I am just back from TUTTOFOODMilano, Italy’s biggest food exposition. (Akin to our National Restaurant Association show, but on Italian-design steroids (!) The quality of the food that makers were peddling was head spinning, from truffles and balsamico, to fine pastas and panettone. I sampled Zaffiro Blu, a new sheep’s milk cheese from Sardegna, waited in line for slivers of cured Iberian acorn-fed pork shoulder, and marveled over new potted cream desserts made from the milk of buffalo carefully tended in the Cilento and Vallo di Diano National Park. But I kept coming back to olive oil.
In Italy, olive oil production is multi-generational, as families work to keep ancient traditions alive while they also bring new products to market. The Barberas, for example, launched Italy’s oldest brand of olive oil in Sicily 120 years ago, and are still at it, with eight different product lines, and 35+ oils including Lorenzo No. 5 which I like very much in this recipe (It can’t be an accident that the label reminds one of a famous perfume!)
But while Italians have been cooking with olive oil for hundreds of years, olive oil’s popularity in the U.S. kicked in more recently, and is still growing. According to statistics from Statista, olive oil consumption in the States doubled in the last 20 years—up from 209,000 metric tons at the start of the millennium, to more than 406,000 now.
With its rise in usage here, most cooks now know to match the type of olive oil they choose to what they are making. High heat applications such as sautéing or frying tend to flatten flavors within olive oil. So, fancier oils are usually reserved for raw applications where the heat-sensitive volatile element won’t dissipate. But baking is the exception!
Which brings me to these lovely olive oil tea cakes. When you bake any cake, the internal temperature doesn’t go much higher than 200 degrees. As a result, the fruity, floral, grassy or peppery notes in a good extra virgin olive oil remain intact. Experiment and try a few to find which you think shines brightest here. Barbera’s Lorenzo No. 5, (pressed from pitted, hand-harvested Nocellara del Belice olives,) has a soft creaminess and lightly spicy floral scent which I really like.

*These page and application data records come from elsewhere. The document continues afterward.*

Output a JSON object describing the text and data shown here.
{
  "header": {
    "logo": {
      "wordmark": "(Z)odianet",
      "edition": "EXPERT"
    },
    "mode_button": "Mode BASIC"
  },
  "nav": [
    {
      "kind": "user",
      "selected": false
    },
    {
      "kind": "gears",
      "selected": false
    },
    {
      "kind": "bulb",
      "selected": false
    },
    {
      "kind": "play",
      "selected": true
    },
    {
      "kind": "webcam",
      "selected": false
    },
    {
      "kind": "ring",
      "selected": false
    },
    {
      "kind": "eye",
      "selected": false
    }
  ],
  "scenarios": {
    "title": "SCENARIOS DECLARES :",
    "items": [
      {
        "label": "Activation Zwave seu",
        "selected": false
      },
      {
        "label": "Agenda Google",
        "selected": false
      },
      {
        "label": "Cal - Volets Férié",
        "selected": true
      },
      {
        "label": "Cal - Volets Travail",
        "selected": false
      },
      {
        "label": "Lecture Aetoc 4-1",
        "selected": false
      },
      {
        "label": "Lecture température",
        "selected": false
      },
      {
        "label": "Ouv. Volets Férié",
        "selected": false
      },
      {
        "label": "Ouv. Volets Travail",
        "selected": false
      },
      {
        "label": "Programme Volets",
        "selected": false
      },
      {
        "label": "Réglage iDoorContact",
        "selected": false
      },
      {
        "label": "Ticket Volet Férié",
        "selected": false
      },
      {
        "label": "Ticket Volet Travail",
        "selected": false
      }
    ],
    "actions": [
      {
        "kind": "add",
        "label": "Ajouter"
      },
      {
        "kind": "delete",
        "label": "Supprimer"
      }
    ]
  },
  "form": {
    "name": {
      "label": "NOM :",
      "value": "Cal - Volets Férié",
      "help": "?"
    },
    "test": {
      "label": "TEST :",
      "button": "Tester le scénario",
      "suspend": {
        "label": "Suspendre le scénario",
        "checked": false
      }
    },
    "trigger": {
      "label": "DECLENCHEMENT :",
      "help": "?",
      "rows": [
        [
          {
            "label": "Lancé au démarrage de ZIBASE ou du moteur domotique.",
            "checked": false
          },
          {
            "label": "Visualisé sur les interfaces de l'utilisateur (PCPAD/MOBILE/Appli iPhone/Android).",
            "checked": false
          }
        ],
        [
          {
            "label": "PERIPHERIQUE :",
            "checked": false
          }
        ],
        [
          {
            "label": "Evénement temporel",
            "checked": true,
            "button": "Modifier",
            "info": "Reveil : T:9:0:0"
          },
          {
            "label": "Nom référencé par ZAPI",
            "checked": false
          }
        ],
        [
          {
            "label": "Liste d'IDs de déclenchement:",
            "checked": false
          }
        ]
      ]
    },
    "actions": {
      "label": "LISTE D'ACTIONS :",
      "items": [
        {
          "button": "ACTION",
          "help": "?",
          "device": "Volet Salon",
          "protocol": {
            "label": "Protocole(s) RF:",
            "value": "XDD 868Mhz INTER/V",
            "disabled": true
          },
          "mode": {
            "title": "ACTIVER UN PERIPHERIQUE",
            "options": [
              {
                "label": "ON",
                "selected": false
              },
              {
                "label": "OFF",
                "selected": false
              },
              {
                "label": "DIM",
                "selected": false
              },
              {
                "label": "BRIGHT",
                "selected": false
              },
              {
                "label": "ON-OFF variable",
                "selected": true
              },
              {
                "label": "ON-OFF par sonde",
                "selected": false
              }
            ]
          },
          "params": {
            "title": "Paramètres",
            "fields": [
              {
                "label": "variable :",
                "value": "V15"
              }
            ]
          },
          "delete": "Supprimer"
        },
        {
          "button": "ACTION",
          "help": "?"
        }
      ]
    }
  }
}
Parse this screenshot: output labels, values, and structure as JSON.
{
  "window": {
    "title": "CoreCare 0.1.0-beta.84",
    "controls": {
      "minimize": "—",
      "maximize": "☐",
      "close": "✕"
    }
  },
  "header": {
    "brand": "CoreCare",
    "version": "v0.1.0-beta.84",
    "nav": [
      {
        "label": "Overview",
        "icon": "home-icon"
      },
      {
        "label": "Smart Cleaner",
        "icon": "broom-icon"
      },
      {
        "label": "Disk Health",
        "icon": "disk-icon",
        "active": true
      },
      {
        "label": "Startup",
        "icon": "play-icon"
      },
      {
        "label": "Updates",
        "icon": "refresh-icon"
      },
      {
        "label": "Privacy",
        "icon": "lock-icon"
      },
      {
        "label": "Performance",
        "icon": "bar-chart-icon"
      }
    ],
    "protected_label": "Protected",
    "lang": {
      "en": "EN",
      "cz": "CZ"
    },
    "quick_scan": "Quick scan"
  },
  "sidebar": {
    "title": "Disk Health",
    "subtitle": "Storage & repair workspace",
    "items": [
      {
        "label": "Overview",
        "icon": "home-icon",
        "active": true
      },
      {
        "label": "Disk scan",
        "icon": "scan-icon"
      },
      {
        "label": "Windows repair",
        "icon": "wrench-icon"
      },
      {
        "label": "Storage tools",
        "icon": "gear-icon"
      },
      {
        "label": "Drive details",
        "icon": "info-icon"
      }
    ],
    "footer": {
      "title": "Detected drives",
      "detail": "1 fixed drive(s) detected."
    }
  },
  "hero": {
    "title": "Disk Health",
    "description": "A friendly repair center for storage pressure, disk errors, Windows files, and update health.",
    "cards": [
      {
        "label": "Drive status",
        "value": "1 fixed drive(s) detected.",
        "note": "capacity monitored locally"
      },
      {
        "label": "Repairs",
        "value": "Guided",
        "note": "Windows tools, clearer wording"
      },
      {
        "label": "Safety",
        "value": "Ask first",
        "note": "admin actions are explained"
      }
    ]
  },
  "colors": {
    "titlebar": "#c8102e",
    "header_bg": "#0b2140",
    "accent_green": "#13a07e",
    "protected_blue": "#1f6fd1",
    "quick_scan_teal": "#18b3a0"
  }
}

And the cake is so easy to make! Everything is quickly mixed and bakes up in less than half an hour. I use a parchment lined 13x18x1-inch pan to bake the cake as a sheet (the parchment makes it easy to lift out) and a 2-inch biscuit cutter to cut the cooled cake into little petit four circles. (Cut the cake into bars instead, if you wish.) Brushed with lemon-sugar glaze and garnished with fruit, these make for very pretty snacking or fancier soirees. Continue Reading…